  16. Gold Dragon

    Gold Dragon
    Expand Collapse
    Active Member

    Joined:
    Feb 24, 2005
    Messages:
    3,837
    Likes Received:
    3
    I guess it depends on knowing your congregation. If you happen to be in a rare situation where 90% of your congregation is highly academic and interested in the linguistic aspects of interpretation, it may be appropriate to mention.

    The average congregation would probably like to know that you are doing the legwork behind the scenes, but don't need to know the details.
     
  17. El_Guero

    El_Guero
    Expand Collapse
    Banned

    Joined:
    Jul 4, 2004
    Messages:
    7,714
    Likes Received:
    0
    Reagan

    Without knowing what you intend for the audience, there is no way that I can honestly answer.
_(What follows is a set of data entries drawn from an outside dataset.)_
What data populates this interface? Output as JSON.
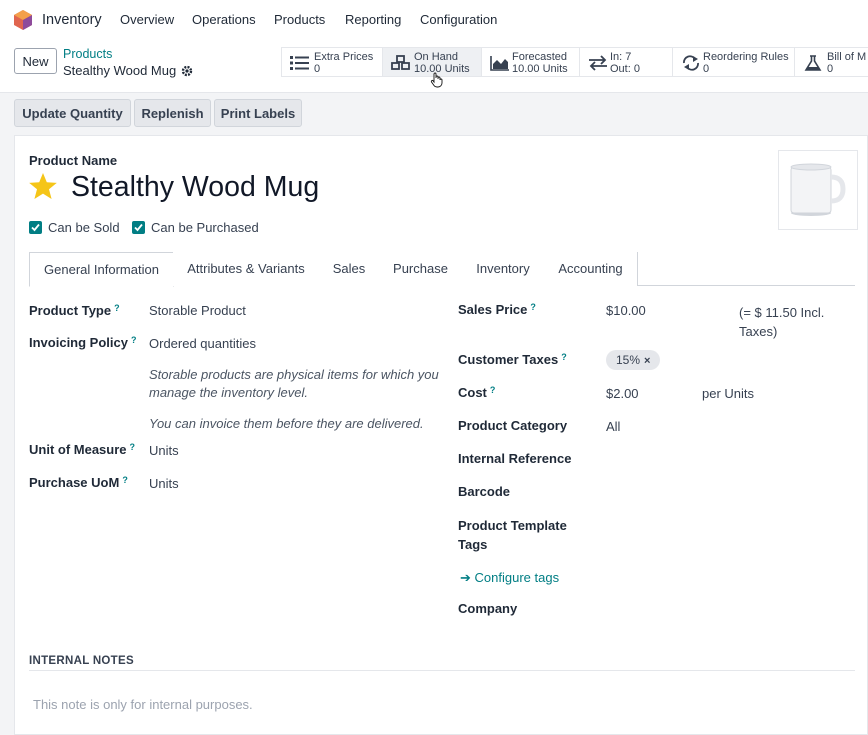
{
  "topbar": {
    "app_name": "Inventory",
    "menu": [
      "Overview",
      "Operations",
      "Products",
      "Reporting",
      "Configuration"
    ]
  },
  "control": {
    "new_label": "New",
    "breadcrumb_parent": "Products",
    "breadcrumb_current": "Stealthy Wood Mug",
    "smart_buttons": [
      {
        "icon": "list-icon",
        "line1": "Extra Prices",
        "line2": "0"
      },
      {
        "icon": "cubes-icon",
        "line1": "On Hand",
        "line2": "10.00 Units"
      },
      {
        "icon": "area-chart-icon",
        "line1": "Forecasted",
        "line2": "10.00 Units"
      },
      {
        "icon": "exchange-icon",
        "line1": "In: 7",
        "line2": "Out: 0"
      },
      {
        "icon": "refresh-icon",
        "line1": "Reordering Rules",
        "line2": "0"
      },
      {
        "icon": "flask-icon",
        "line1": "Bill of M",
        "line2": "0"
      }
    ]
  },
  "actions": [
    "Update Quantity",
    "Replenish",
    "Print Labels"
  ],
  "product": {
    "name_label": "Product Name",
    "name": "Stealthy Wood Mug",
    "can_be_sold": "Can be Sold",
    "can_be_purchased": "Can be Purchased"
  },
  "tabs": [
    "General Information",
    "Attributes & Variants",
    "Sales",
    "Purchase",
    "Inventory",
    "Accounting"
  ],
  "left_fields": {
    "product_type": {
      "label": "Product Type",
      "help": "?",
      "value": "Storable Product"
    },
    "invoicing_policy": {
      "label": "Invoicing Policy",
      "help": "?",
      "value": "Ordered quantities"
    },
    "note_storable": "Storable products are physical items for which you manage the inventory level.",
    "note_invoice": "You can invoice them before they are delivered.",
    "uom": {
      "label": "Unit of Measure",
      "help": "?",
      "value": "Units"
    },
    "purchase_uom": {
      "label": "Purchase UoM",
      "help": "?",
      "value": "Units"
    }
  },
  "right_fields": {
    "sales_price": {
      "label": "Sales Price",
      "help": "?",
      "value": "$10.00",
      "incl": "(= $ 11.50 Incl. Taxes)"
    },
    "customer_taxes": {
      "label": "Customer Taxes",
      "help": "?",
      "tag": "15%",
      "tag_remove": "×"
    },
    "cost": {
      "label": "Cost",
      "help": "?",
      "value": "$2.00",
      "unit": "per Units"
    },
    "category": {
      "label": "Product Category",
      "value": "All"
    },
    "internal_ref": {
      "label": "Internal Reference"
    },
    "barcode": {
      "label": "Barcode"
    },
    "template_tags": {
      "label": "Product Template Tags"
    },
    "configure_tags": "Configure tags",
    "company": {
      "label": "Company"
    }
  },
  "notes": {
    "title": "INTERNAL NOTES",
    "placeholder": "This note is only for internal purposes."
  },
  "colors": {
    "accent": "#017e84",
    "star": "#f5c518"
  }
}
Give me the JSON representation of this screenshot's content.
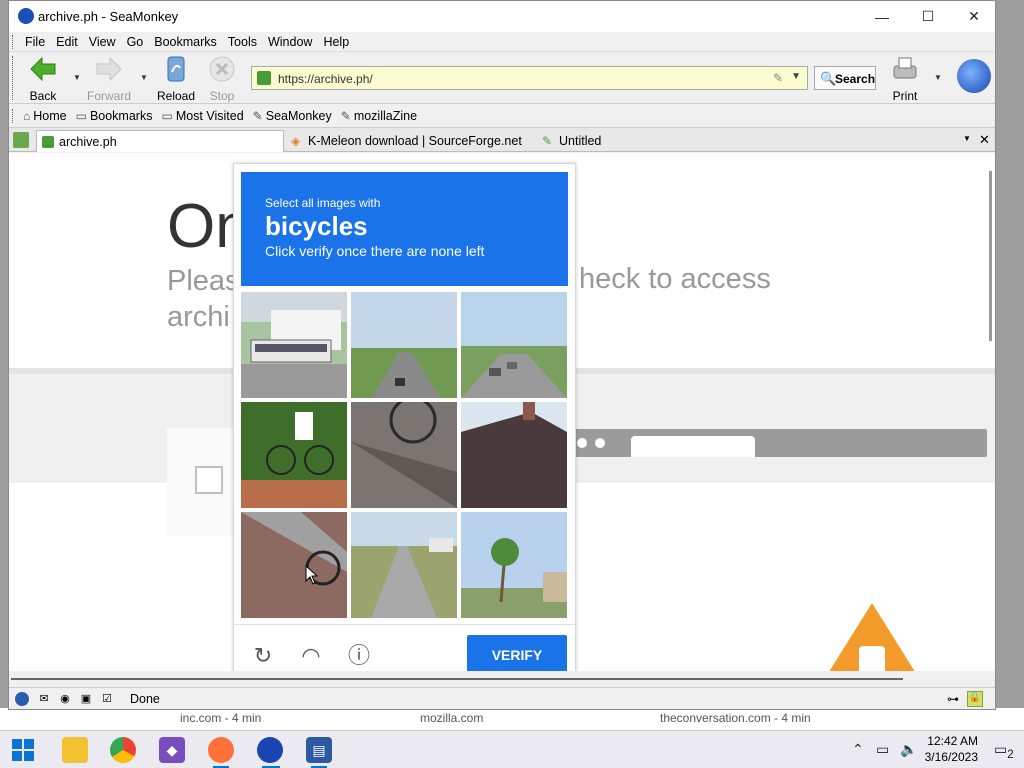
{
  "window": {
    "title": "archive.ph - SeaMonkey",
    "minimize": "—",
    "maximize": "☐",
    "close": "✕"
  },
  "menu": [
    "File",
    "Edit",
    "View",
    "Go",
    "Bookmarks",
    "Tools",
    "Window",
    "Help"
  ],
  "nav": {
    "back": "Back",
    "forward": "Forward",
    "reload": "Reload",
    "stop": "Stop",
    "url": "https://archive.ph/",
    "search": "Search",
    "print": "Print"
  },
  "bookmarks": [
    "Home",
    "Bookmarks",
    "Most Visited",
    "SeaMonkey",
    "mozillaZine"
  ],
  "tabs": [
    {
      "label": "archive.ph",
      "active": true
    },
    {
      "label": "K-Meleon download | SourceForge.net",
      "active": false
    },
    {
      "label": "Untitled",
      "active": false
    }
  ],
  "page": {
    "heading": "On",
    "sub_line1": "Pleas",
    "sub_line2": "archi",
    "sub_right": "heck to access"
  },
  "captcha": {
    "instruction": "Select all images with",
    "target": "bicycles",
    "hint": "Click verify once there are none left",
    "verify": "VERIFY",
    "tiles": [
      "bus-at-intersection",
      "road-with-traffic-lights",
      "street-with-cars",
      "cyclist-on-grass",
      "bicycle-wheel-shadow",
      "house-roof",
      "bicycle-on-brick-sidewalk",
      "empty-road-with-truck",
      "palm-trees-street"
    ]
  },
  "status": {
    "text": "Done"
  },
  "desktop_strip": [
    "inc.com - 4 min",
    "mozilla.com",
    "theconversation.com - 4 min"
  ],
  "taskbar": {
    "time": "12:42 AM",
    "date": "3/16/2023",
    "notif_count": "2"
  },
  "colors": {
    "captcha_blue": "#1a73e8",
    "url_bg": "#fbfbd0",
    "cone": "#f39c2b"
  }
}
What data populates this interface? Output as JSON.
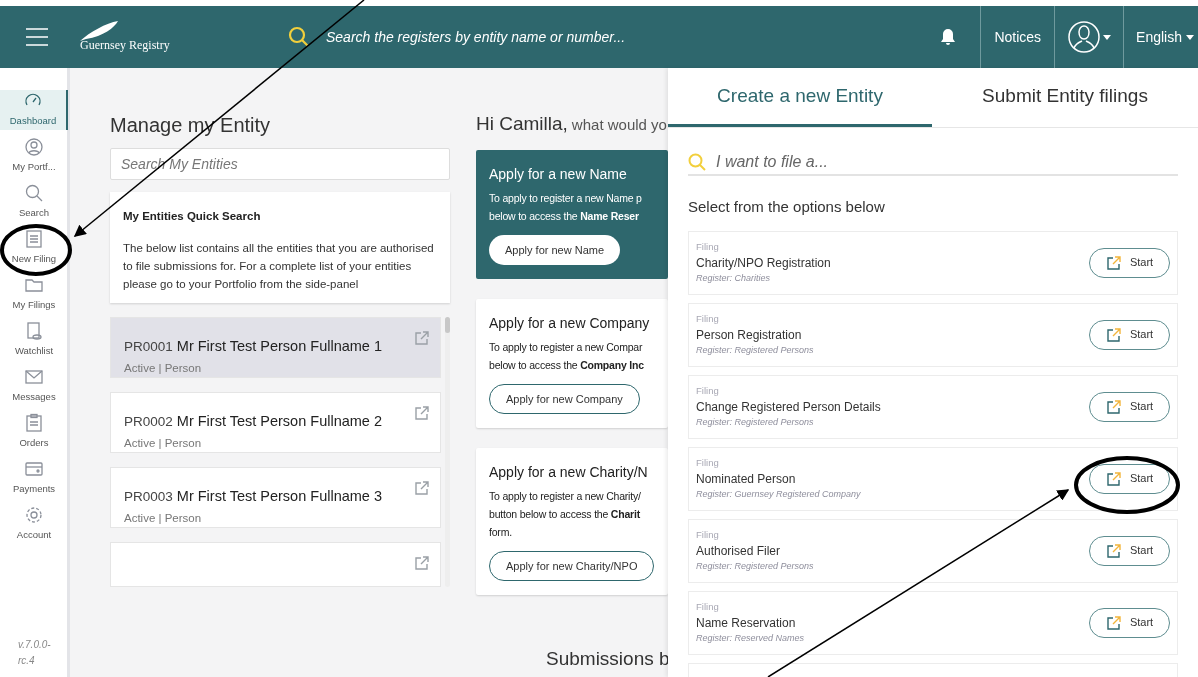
{
  "header": {
    "logo": "Guernsey Registry",
    "search_placeholder": "Search the registers by entity name or number...",
    "notices": "Notices",
    "language": "English"
  },
  "sidebar": {
    "items": [
      {
        "label": "Dashboard",
        "selected": true
      },
      {
        "label": "My Portf...",
        "selected": false
      },
      {
        "label": "Search",
        "selected": false
      },
      {
        "label": "New Filing",
        "selected": false
      },
      {
        "label": "My Filings",
        "selected": false
      },
      {
        "label": "Watchlist",
        "selected": false
      },
      {
        "label": "Messages",
        "selected": false
      },
      {
        "label": "Orders",
        "selected": false
      },
      {
        "label": "Payments",
        "selected": false
      },
      {
        "label": "Account",
        "selected": false
      }
    ],
    "version": [
      "v.7.0.0-",
      "rc.4"
    ]
  },
  "manage": {
    "title": "Manage my Entity",
    "search_placeholder": "Search My Entities",
    "quick_title": "My Entities Quick Search",
    "quick_text": "The below list contains all the entities that you are authorised to file submissions for. For a complete list of your entities please go to your Portfolio from the side-panel",
    "entities": [
      {
        "code": "PR0001",
        "name": "Mr First Test Person Fullname 1",
        "meta": "Active | Person",
        "selected": true
      },
      {
        "code": "PR0002",
        "name": "Mr First Test Person Fullname 2",
        "meta": "Active | Person",
        "selected": false
      },
      {
        "code": "PR0003",
        "name": "Mr First Test Person Fullname 3",
        "meta": "Active | Person",
        "selected": false
      }
    ]
  },
  "greeting": {
    "name": "Hi Camilla,",
    "rest": "what would yo"
  },
  "apply_cards": [
    {
      "title": "Apply for a new Name",
      "lines": [
        "To apply to register a new Name p",
        "below to access the **Name Reser**"
      ],
      "button": "Apply for new Name",
      "highlighted": true
    },
    {
      "title": "Apply for a new Company",
      "lines": [
        "To apply to register a new Compar",
        "below to access the **Company Inc**"
      ],
      "button": "Apply for new Company",
      "highlighted": false
    },
    {
      "title": "Apply for a new Charity/N",
      "lines": [
        "To apply to register a new Charity/",
        "button below to access the **Charit**",
        "form."
      ],
      "button": "Apply for new Charity/NPO",
      "highlighted": false
    }
  ],
  "submissions_heading": "Submissions b",
  "panel": {
    "tabs": [
      {
        "label": "Create a new Entity",
        "selected": true
      },
      {
        "label": "Submit Entity filings",
        "selected": false
      }
    ],
    "search_placeholder": "I want to file a...",
    "subtitle": "Select from the options below",
    "options": [
      {
        "kind_label": "Filing",
        "title": "Charity/NPO Registration",
        "register": "Register: Charities",
        "button": "Start"
      },
      {
        "kind_label": "Filing",
        "title": "Person Registration",
        "register": "Register: Registered Persons",
        "button": "Start"
      },
      {
        "kind_label": "Filing",
        "title": "Change Registered Person Details",
        "register": "Register: Registered Persons",
        "button": "Start"
      },
      {
        "kind_label": "Filing",
        "title": "Nominated Person",
        "register": "Register: Guernsey Registered Company",
        "button": "Start"
      },
      {
        "kind_label": "Filing",
        "title": "Authorised Filer",
        "register": "Register: Registered Persons",
        "button": "Start"
      },
      {
        "kind_label": "Filing",
        "title": "Name Reservation",
        "register": "Register: Reserved Names",
        "button": "Start"
      }
    ]
  }
}
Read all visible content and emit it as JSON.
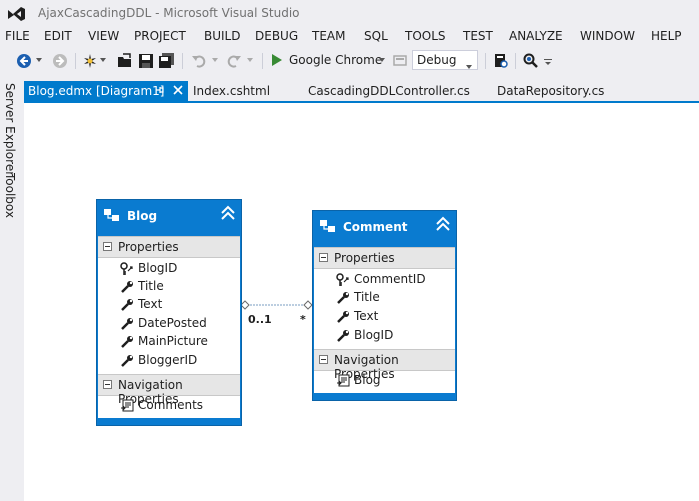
{
  "window": {
    "title": "AjaxCascadingDDL - Microsoft Visual Studio"
  },
  "menu": [
    "FILE",
    "EDIT",
    "VIEW",
    "PROJECT",
    "BUILD",
    "DEBUG",
    "TEAM",
    "SQL",
    "TOOLS",
    "TEST",
    "ANALYZE",
    "WINDOW",
    "HELP"
  ],
  "toolbar": {
    "run_target": "Google Chrome",
    "configuration": "Debug",
    "icons": [
      "back-icon",
      "forward-icon",
      "new-project-icon",
      "open-file-icon",
      "save-icon",
      "save-all-icon",
      "undo-icon",
      "redo-icon",
      "start-icon",
      "solution-config-icon",
      "find-in-files-icon",
      "quick-find-icon"
    ]
  },
  "tabs": [
    "Blog.edmx [Diagram1]",
    "Index.cshtml",
    "CascadingDDLController.cs",
    "DataRepository.cs"
  ],
  "side_panels": [
    "Server Explorer",
    "Toolbox"
  ],
  "diagram": {
    "entities": [
      {
        "name": "Blog",
        "sections": [
          "Properties",
          "Navigation Properties"
        ],
        "properties": [
          "BlogID",
          "Title",
          "Text",
          "DatePosted",
          "MainPicture",
          "BloggerID"
        ],
        "navigation": [
          "Comments"
        ]
      },
      {
        "name": "Comment",
        "sections": [
          "Properties",
          "Navigation Properties"
        ],
        "properties": [
          "CommentID",
          "Title",
          "Text",
          "BlogID"
        ],
        "navigation": [
          "Blog"
        ]
      }
    ],
    "association": {
      "multiplicity_left": "0..1",
      "multiplicity_right": "*"
    }
  }
}
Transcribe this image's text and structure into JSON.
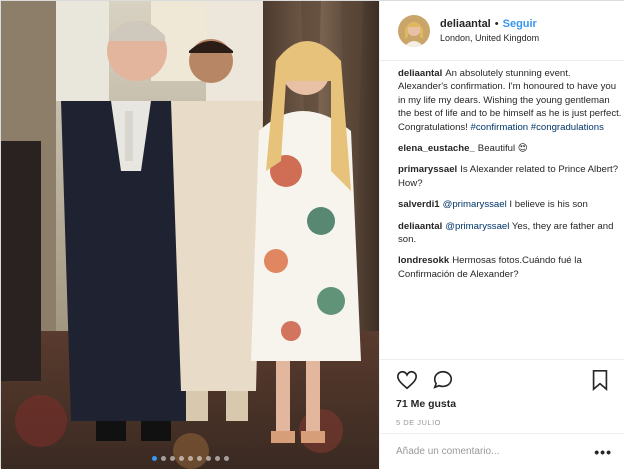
{
  "post": {
    "username": "deliaantal",
    "separator": "•",
    "follow_label": "Seguir",
    "location": "London, United Kingdom"
  },
  "comments": [
    {
      "user": "deliaantal",
      "text": "An absolutely stunning event. Alexander's confirmation. I'm honoured to have you in my life my dears. Wishing the young gentleman the best of life and to be himself as he is just perfect. Congratulations! ",
      "tags": "#confirmation #congradulations"
    },
    {
      "user": "elena_eustache_",
      "text": "Beautiful 😍",
      "mention": ""
    },
    {
      "user": "primaryssael",
      "text": "Is Alexander related to Prince Albert? How?",
      "mention": ""
    },
    {
      "user": "salverdi1",
      "mention": "@primaryssael",
      "text": " I believe is his son"
    },
    {
      "user": "deliaantal",
      "mention": "@primaryssael",
      "text": " Yes, they are father and son."
    },
    {
      "user": "londresokk",
      "text": "Hermosas fotos.Cuándo fué la Confirmación de Alexander?",
      "mention": ""
    }
  ],
  "actions": {
    "like_icon": "heart-icon",
    "comment_icon": "speech-bubble-icon",
    "save_icon": "bookmark-icon"
  },
  "likes": "71 Me gusta",
  "date": "5 DE JULIO",
  "add_comment": {
    "placeholder": "Añade un comentario...",
    "more": "•••"
  },
  "carousel": {
    "count": 9,
    "active_index": 0
  },
  "colors": {
    "accent": "#3897f0",
    "text": "#262626",
    "muted": "#999999",
    "link": "#003569"
  }
}
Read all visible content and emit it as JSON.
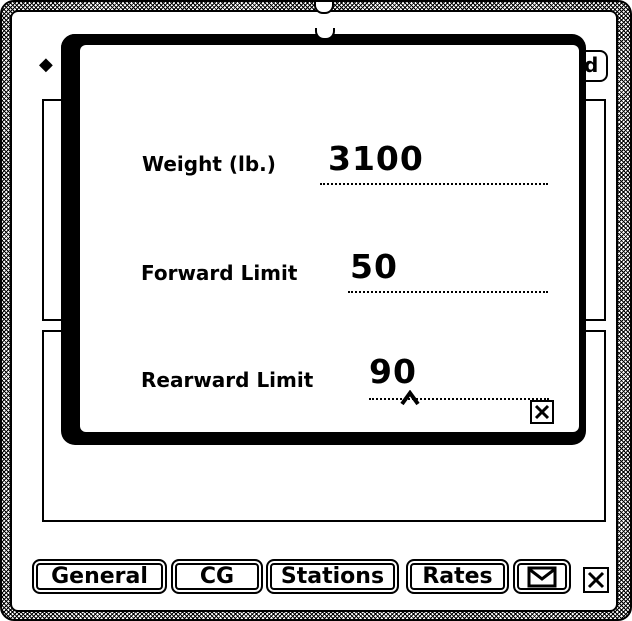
{
  "popup": {
    "fields": [
      {
        "label": "Weight (lb.)",
        "value": "3100"
      },
      {
        "label": "Forward Limit",
        "value": "50"
      },
      {
        "label": "Rearward Limit",
        "value": "90"
      }
    ]
  },
  "background": {
    "top_right_button_label": "d"
  },
  "tabs": [
    {
      "label": "General"
    },
    {
      "label": "CG"
    },
    {
      "label": "Stations"
    },
    {
      "label": "Rates"
    }
  ],
  "icons": {
    "popup_close": "close-box-icon",
    "mail": "envelope-icon",
    "window_close": "close-box-icon",
    "insert_caret": "caret-icon",
    "diamond": "diamond-icon"
  }
}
    A church full of professors would require a different approach than a country church and that would be different from a church of new believers.

    Without knowing the intended audience and seeking God's will for the sermon ... I cannot give you a blanket, "this is what I would preach."

    IMHO
     
  18. El_Guero

    El_Guero
    Expand Collapse
    Banned

    Joined:
    Jul 4, 2004
    Messages:
    7,714
    Likes Received:
    0
    Having said that, I would, as some of the previous posts indicated, be very careful when discussing the original languages in a sermon . . .

    [ November 03, 2005, 02:53 PM: Message edited by: El_Guero ]
     
  19. El_Guero

    El_Guero
    Expand Collapse
    Banned

    Joined:
    Jul 4, 2004
    Messages:
    7,714
    Likes Received:
    0
    Trotter

    Without regard to the semantics of the words, logically there is meaning in the word choice of the author.

    Christ asked if he was loved 2 times and Peter responded, yes I like you. When Christ asked if Peter liked Him, Peter was grieved because Christ had asked the 3d time ...
     
  20. paidagogos

    paidagogos
    Expand Collapse
    New Member

    Joined:
    Dec 15, 2003
    Messages:
    2,279
    Likes Received:
    0
    Not to burst the bubble here ... but most solid Greek scholars believe the different uses of love in John 21 is irrelevant. There is no reason to believe it has any significance. </font>[/QUOTE]Hey, we agree. D.A. Carson cites this in his book, Exegetical Fallacies (a neat, interesting little book). BTW, this is a good illustration of how one can get so enthralled in the Greek that he loses sight of the meaning and purpose. Another example is the preacher who explains the power of the Holy Spirit by dynamite. It makes for a neat connection for the illustration but it is dubious to suppose this is what the Holy Spirit intended by δυναμοω.
     

Share This Page

Loading...